Task directions:
Give only a number in reply. It should be how many lines in the records contain the string "JSON".

Extracted information:
=======

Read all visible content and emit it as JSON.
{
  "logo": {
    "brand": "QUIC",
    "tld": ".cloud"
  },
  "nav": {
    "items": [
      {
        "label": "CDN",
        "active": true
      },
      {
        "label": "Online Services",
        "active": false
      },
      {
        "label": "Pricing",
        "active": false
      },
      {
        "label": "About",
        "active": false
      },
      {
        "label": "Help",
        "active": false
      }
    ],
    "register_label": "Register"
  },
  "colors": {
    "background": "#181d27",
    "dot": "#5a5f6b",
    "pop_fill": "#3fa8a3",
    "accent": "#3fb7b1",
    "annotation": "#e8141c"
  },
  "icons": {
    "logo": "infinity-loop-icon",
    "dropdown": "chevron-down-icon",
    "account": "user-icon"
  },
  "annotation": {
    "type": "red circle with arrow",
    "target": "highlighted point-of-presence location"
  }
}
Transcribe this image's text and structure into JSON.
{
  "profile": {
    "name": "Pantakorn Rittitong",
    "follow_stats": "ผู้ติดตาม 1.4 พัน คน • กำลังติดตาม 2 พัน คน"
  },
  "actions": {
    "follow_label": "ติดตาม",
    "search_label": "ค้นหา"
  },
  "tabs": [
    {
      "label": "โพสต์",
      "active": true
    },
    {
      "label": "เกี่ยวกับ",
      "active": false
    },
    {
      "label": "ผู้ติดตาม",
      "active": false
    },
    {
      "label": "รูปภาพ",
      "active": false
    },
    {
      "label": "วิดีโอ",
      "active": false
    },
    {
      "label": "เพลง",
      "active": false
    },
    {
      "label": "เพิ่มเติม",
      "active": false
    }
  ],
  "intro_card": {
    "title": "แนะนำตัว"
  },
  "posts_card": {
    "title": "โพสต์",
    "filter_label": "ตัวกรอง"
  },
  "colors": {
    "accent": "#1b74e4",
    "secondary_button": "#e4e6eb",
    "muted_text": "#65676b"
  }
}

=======

Your solution:
2